ISLAMABAD (AFP) – A United States (US)-Taleban deal that was supposed to kickstart peace talks between the insurgents and the Kabul government is looking flimsier by the day, with fighting raging across Afghanistan and no one sure about what comes next.
The loosely worded, four-page agreement signed February 29 in Doha was meant to set the conditions for a complete withdrawal of foreign forces from Afghanistan within just 14 months – and end the longest war in US history. But within days of the ink drying on the deal, blood again was flowing across Afghanistan, with the Taleban striking scores of Afghan military targets and militant gunmen killing dozens in a Kabul attack.
US President Donald Trump on Friday even acknowledged that the Taleban could seize power after foreign forces leave – a far cry from the reassuring messaging American officials pushed in the months leading up to the accord.

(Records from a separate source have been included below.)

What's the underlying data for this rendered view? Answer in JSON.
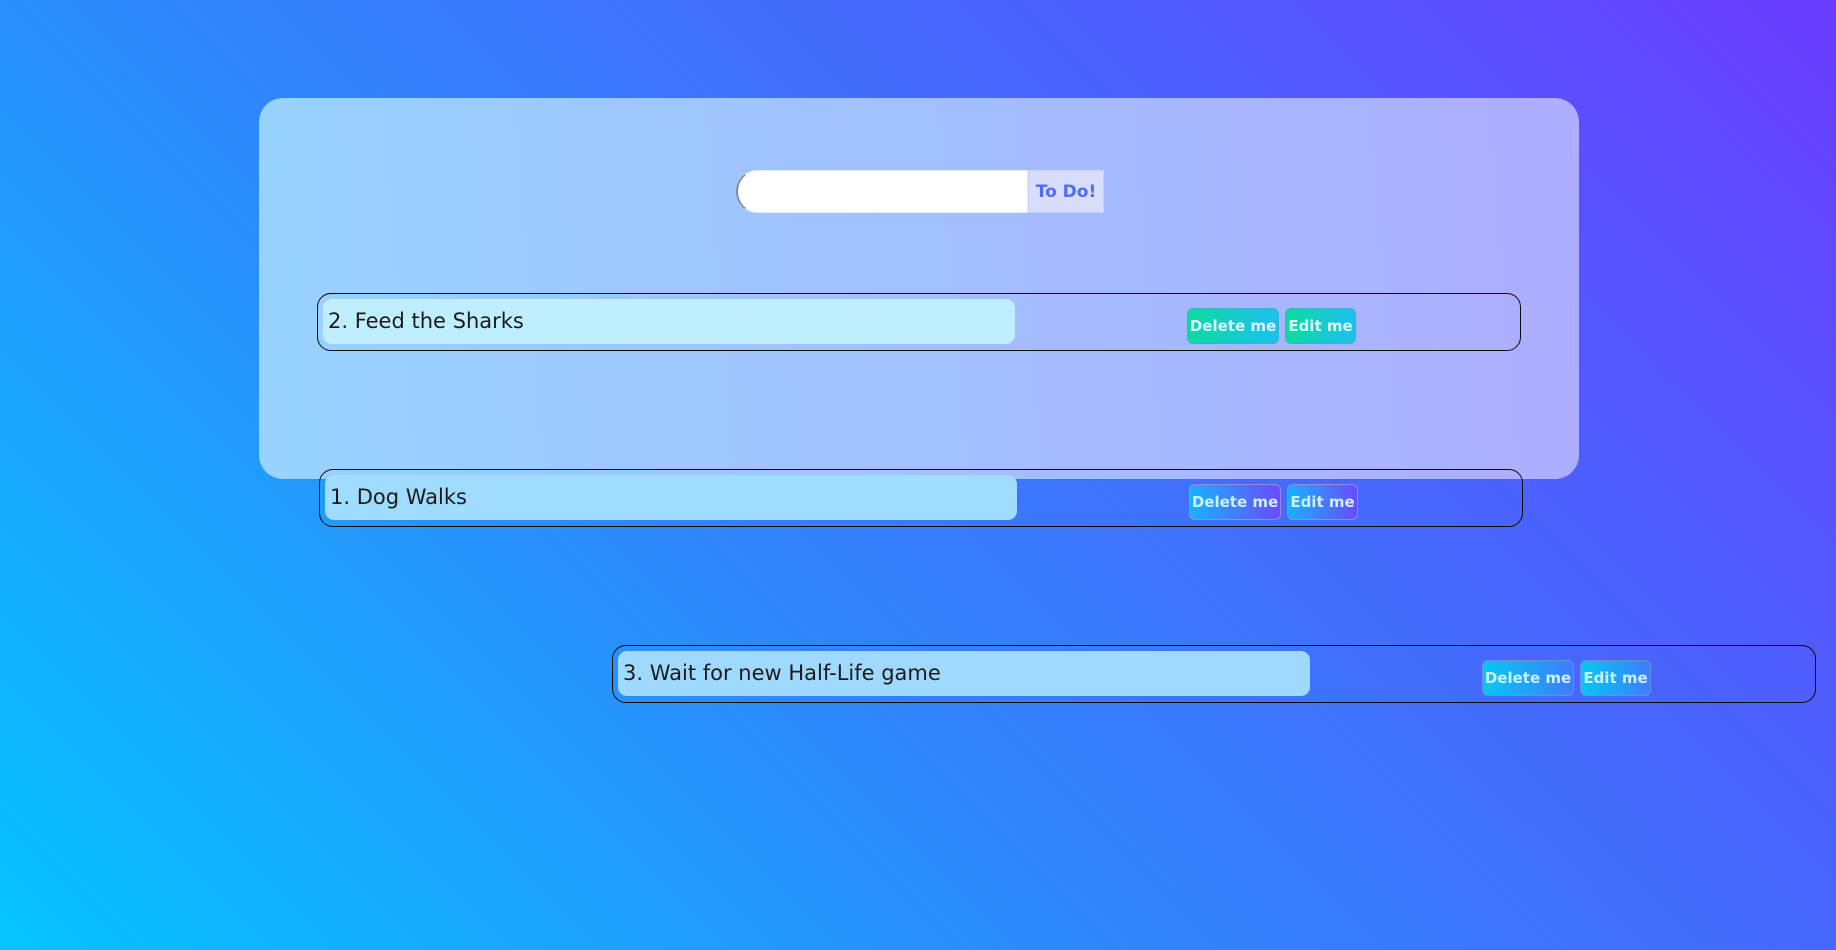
{
  "form": {
    "input_value": "",
    "input_placeholder": "",
    "submit_label": "To Do!"
  },
  "todos": [
    {
      "text": "2. Feed the Sharks",
      "delete_label": "Delete me",
      "edit_label": "Edit me"
    },
    {
      "text": "1. Dog Walks",
      "delete_label": "Delete me",
      "edit_label": "Edit me"
    },
    {
      "text": "3. Wait for new Half-Life game",
      "delete_label": "Delete me",
      "edit_label": "Edit me"
    }
  ],
  "colors": {
    "background_gradient": [
      "#05c4ff",
      "#6a3cff"
    ],
    "submit_text": "#4f6df5",
    "row_border": "#0a0a0a"
  }
}
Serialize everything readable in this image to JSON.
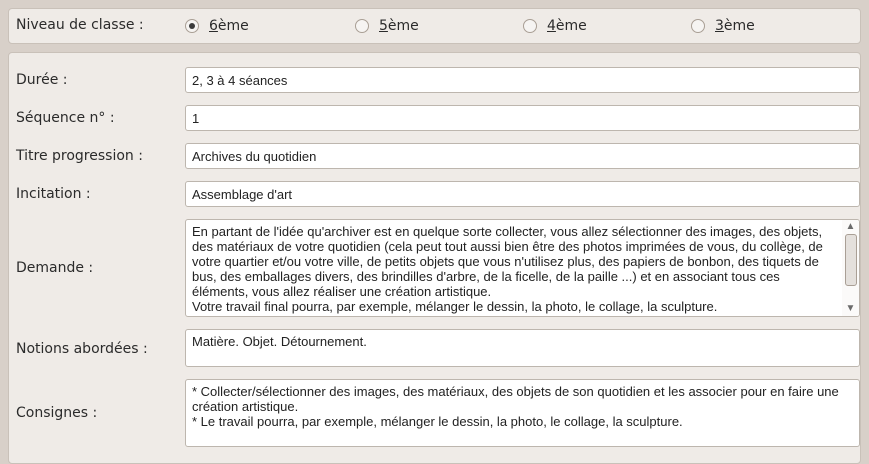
{
  "level": {
    "label": "Niveau de classe :",
    "options": [
      {
        "mnemonic": "6",
        "rest": "ème",
        "checked": true
      },
      {
        "mnemonic": "5",
        "rest": "ème",
        "checked": false
      },
      {
        "mnemonic": "4",
        "rest": "ème",
        "checked": false
      },
      {
        "mnemonic": "3",
        "rest": "ème",
        "checked": false
      }
    ]
  },
  "form": {
    "duree": {
      "label": "Durée :",
      "value": "2, 3 à 4 séances"
    },
    "sequence": {
      "label": "Séquence n° :",
      "value": "1"
    },
    "titre": {
      "label": "Titre progression :",
      "value": "Archives du quotidien"
    },
    "incitation": {
      "label": "Incitation :",
      "value": "Assemblage d'art"
    },
    "demande": {
      "label": "Demande :",
      "lines": [
        "En partant de l'idée qu'archiver est en quelque sorte collecter, vous allez sélectionner des images, des objets,",
        "des matériaux de votre quotidien (cela peut tout aussi bien être des photos imprimées de vous, du collège, de",
        "votre quartier et/ou votre ville, de petits objets que vous n'utilisez plus, des papiers de bonbon, des tiquets de",
        "bus, des emballages divers, des brindilles d'arbre, de la ficelle, de la paille ...) et en associant tous ces",
        "éléments, vous allez réaliser une création artistique.",
        "Votre travail final pourra, par exemple, mélanger le dessin, la photo, le collage, la sculpture."
      ]
    },
    "notions": {
      "label": "Notions abordées :",
      "lines": [
        "Matière. Objet. Détournement."
      ]
    },
    "consignes": {
      "label": "Consignes :",
      "lines": [
        "* Collecter/sélectionner des images, des matériaux, des objets de son quotidien et les associer pour en faire une",
        "création artistique.",
        "* Le travail pourra, par exemple, mélanger le dessin, la photo, le collage, la sculpture."
      ]
    }
  }
}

The biggest sticking point so far seems to be the deal itself, which is vaguely worded and open to different interpretations.
For instance, the agreement states the Afghan government “will” release up to 5,000 Taleban prisoners before Tuesday, when peace talks between Kabul and the insurgents are supposed to start in Oslo. Trouble is, the Afghan government is not a signatory to the deal, and a joint declaration between President Ashraf Ghani’s administration and the US calls only on Kabul to determine the “feasibility” of a mass prisoner release.

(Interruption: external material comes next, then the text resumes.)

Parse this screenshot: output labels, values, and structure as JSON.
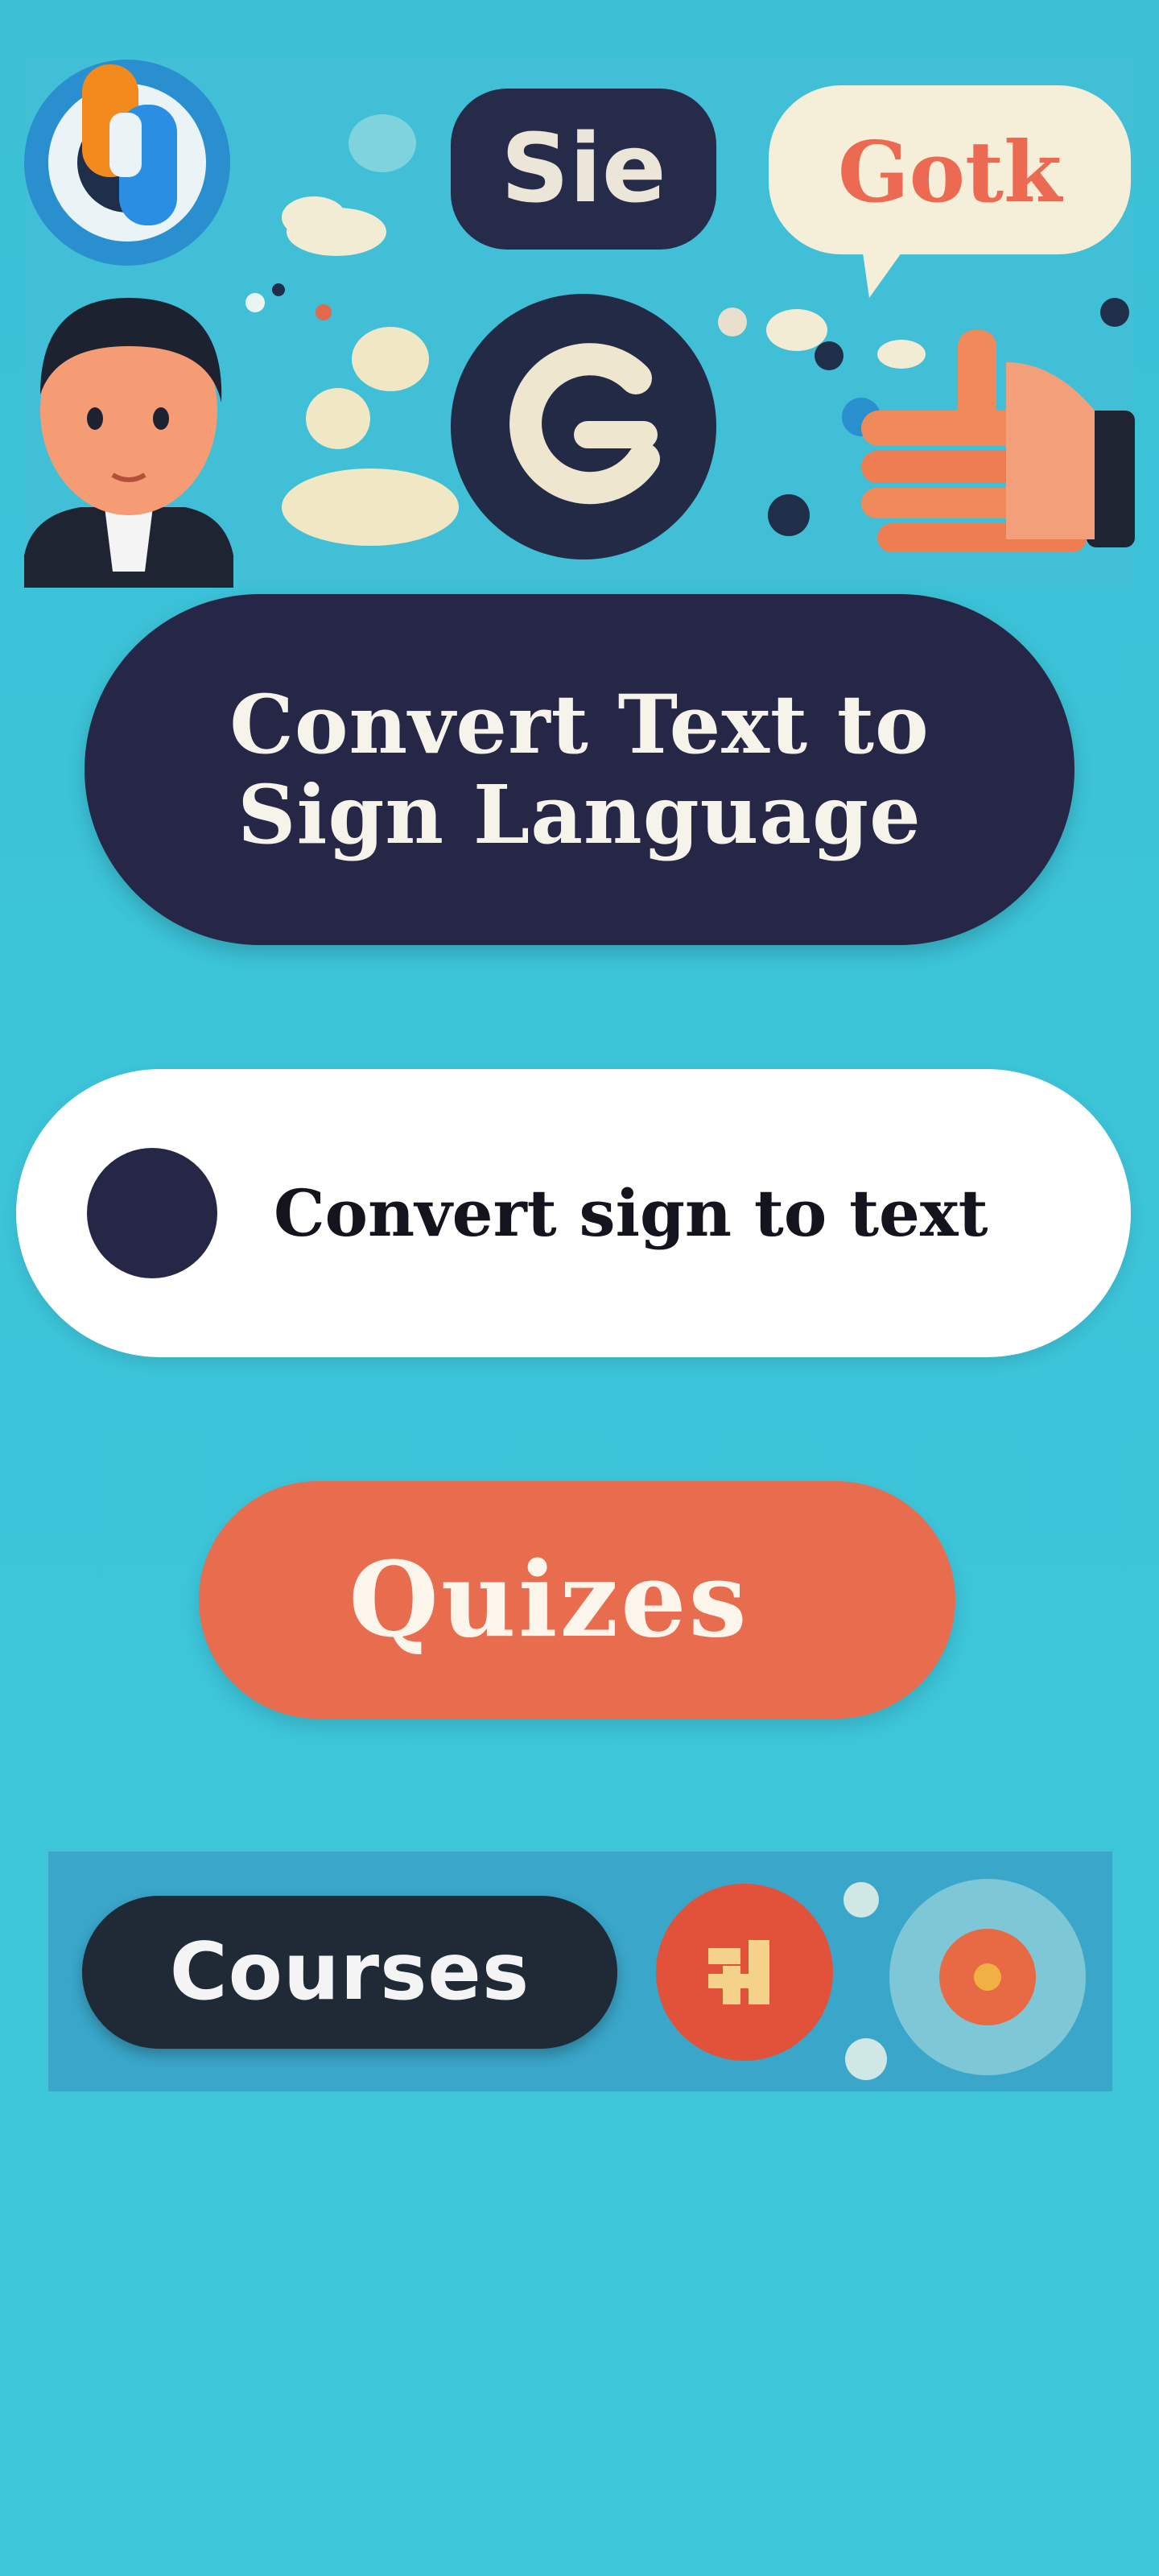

Ghani said Saturday his government was willing to free the Taleban prisoners – but only if they do not return to violence.
He did not however say if a release was possible before March 10, essentially throwing the talks into limbo.